_Assigned task:_ Your reply should be one number, which is how many lines in the listing below contain "label".

_Provided information:_
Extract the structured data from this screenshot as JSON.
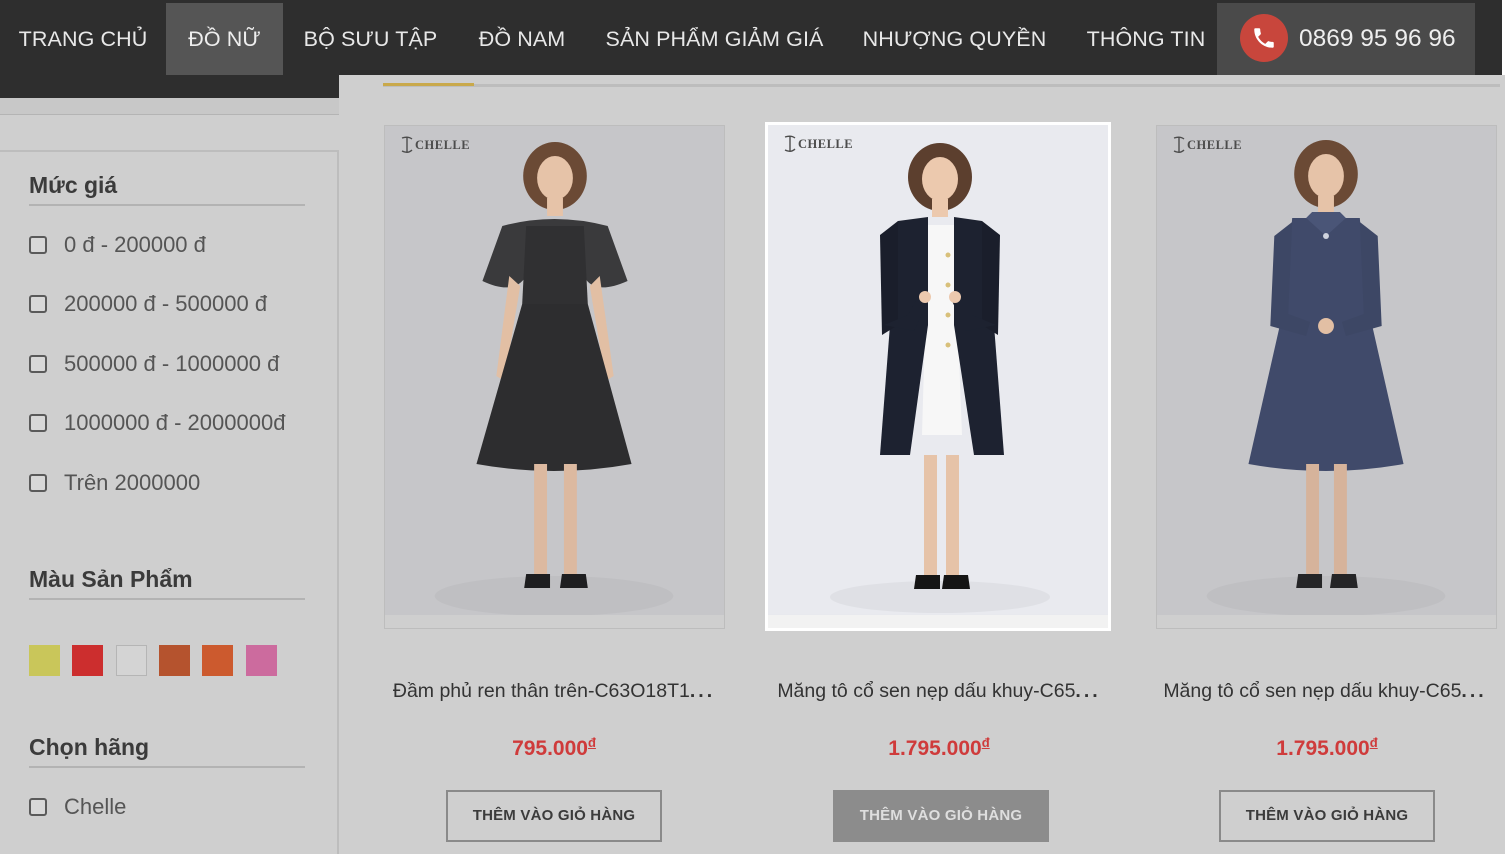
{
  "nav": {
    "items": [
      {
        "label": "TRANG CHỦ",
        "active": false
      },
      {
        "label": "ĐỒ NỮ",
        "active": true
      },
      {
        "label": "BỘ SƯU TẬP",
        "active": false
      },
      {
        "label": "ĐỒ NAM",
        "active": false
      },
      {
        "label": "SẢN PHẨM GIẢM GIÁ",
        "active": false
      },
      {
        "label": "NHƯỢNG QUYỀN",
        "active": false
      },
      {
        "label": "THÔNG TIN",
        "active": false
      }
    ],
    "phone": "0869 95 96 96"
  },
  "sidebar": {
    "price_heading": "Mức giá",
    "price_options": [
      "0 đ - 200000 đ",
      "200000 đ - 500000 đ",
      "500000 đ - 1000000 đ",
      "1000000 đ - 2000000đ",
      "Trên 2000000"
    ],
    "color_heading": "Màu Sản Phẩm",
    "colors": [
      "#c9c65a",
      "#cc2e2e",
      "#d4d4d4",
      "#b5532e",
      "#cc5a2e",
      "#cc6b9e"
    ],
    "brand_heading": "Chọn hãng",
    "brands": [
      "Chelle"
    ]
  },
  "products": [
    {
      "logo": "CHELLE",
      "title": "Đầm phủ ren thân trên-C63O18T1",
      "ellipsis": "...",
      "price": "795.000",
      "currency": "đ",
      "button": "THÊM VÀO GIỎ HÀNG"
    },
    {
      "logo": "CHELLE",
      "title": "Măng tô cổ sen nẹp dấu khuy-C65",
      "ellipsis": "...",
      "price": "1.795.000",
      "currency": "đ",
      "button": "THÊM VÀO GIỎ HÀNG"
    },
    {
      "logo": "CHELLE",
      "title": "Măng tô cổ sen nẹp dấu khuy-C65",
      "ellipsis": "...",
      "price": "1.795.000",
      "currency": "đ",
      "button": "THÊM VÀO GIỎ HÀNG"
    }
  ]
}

_The completed task:_ 7